======== Data section ========
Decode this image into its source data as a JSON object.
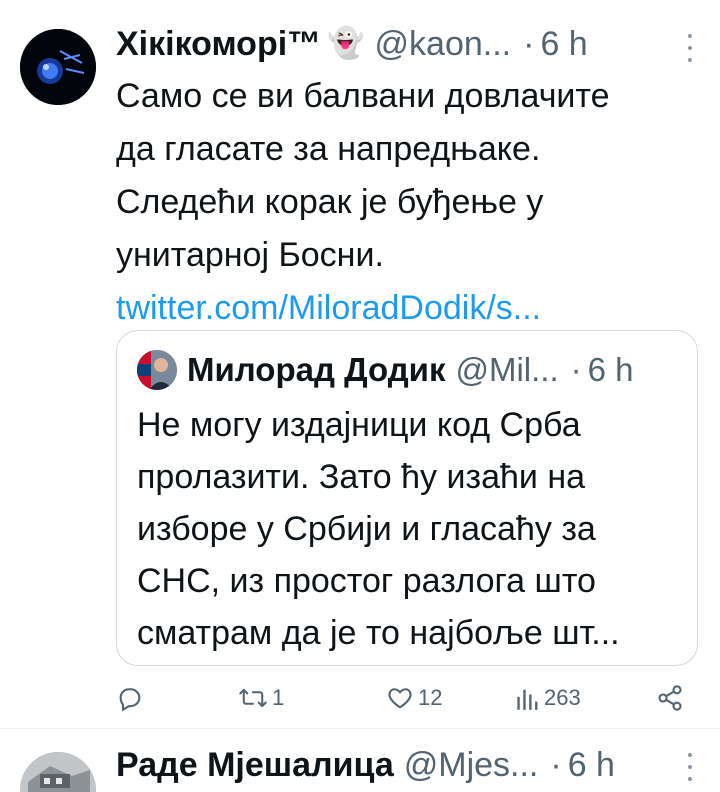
{
  "tweet": {
    "author_name": "Хікікоморі™",
    "author_emoji": "👻",
    "handle": "@kaon...",
    "separator": "·",
    "time": "6 h",
    "body_lines": [
      "Само се ви балвани довлачите",
      "да гласате за напредњаке.",
      "Следећи корак је буђење у",
      "унитарној Босни."
    ],
    "link": "twitter.com/MiloradDodik/s...",
    "quote": {
      "author_name": "Милорад Додик",
      "handle": "@Mil...",
      "separator": "·",
      "time": "6 h",
      "body_lines": [
        "Не могу издајници код Срба",
        "пролазити. Зато ћу изаћи на",
        "изборе у Србији и гласаћу за",
        "СНС, из простог разлога што",
        "сматрам да је то најбоље шт..."
      ]
    },
    "actions": {
      "reply_icon": "reply-icon",
      "retweet_icon": "retweet-icon",
      "retweet_count": "1",
      "like_icon": "heart-icon",
      "like_count": "12",
      "views_icon": "views-chart-icon",
      "views_count": "263",
      "share_icon": "share-icon"
    }
  },
  "next_tweet": {
    "author_name": "Раде Мјешалица",
    "handle": "@Mjes...",
    "separator": "·",
    "time": "6 h"
  },
  "colors": {
    "link": "#1d9bf0",
    "secondary_text": "#536471",
    "border": "#cfd9de"
  }
}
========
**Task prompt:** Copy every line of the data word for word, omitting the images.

**Written answer:**
Decode this image into its source data as a JSON object.
{
  "tweet": {
    "author_name": "Хікікоморі™",
    "author_emoji": "👻",
    "handle": "@kaon...",
    "separator": "·",
    "time": "6 h",
    "body_lines": [
      "Само се ви балвани довлачите",
      "да гласате за напредњаке.",
      "Следећи корак је буђење у",
      "унитарној Босни."
    ],
    "link": "twitter.com/MiloradDodik/s...",
    "quote": {
      "author_name": "Милорад Додик",
      "handle": "@Mil...",
      "separator": "·",
      "time": "6 h",
      "body_lines": [
        "Не могу издајници код Срба",
        "пролазити. Зато ћу изаћи на",
        "изборе у Србији и гласаћу за",
        "СНС, из простог разлога што",
        "сматрам да је то најбоље шт..."
      ]
    },
    "actions": {
      "reply_icon": "reply-icon",
      "retweet_icon": "retweet-icon",
      "retweet_count": "1",
      "like_icon": "heart-icon",
      "like_count": "12",
      "views_icon": "views-chart-icon",
      "views_count": "263",
      "share_icon": "share-icon"
    }
  },
  "next_tweet": {
    "author_name": "Раде Мјешалица",
    "handle": "@Mjes...",
    "separator": "·",
    "time": "6 h"
  },
  "colors": {
    "link": "#1d9bf0",
    "secondary_text": "#536471",
    "border": "#cfd9de"
  }
}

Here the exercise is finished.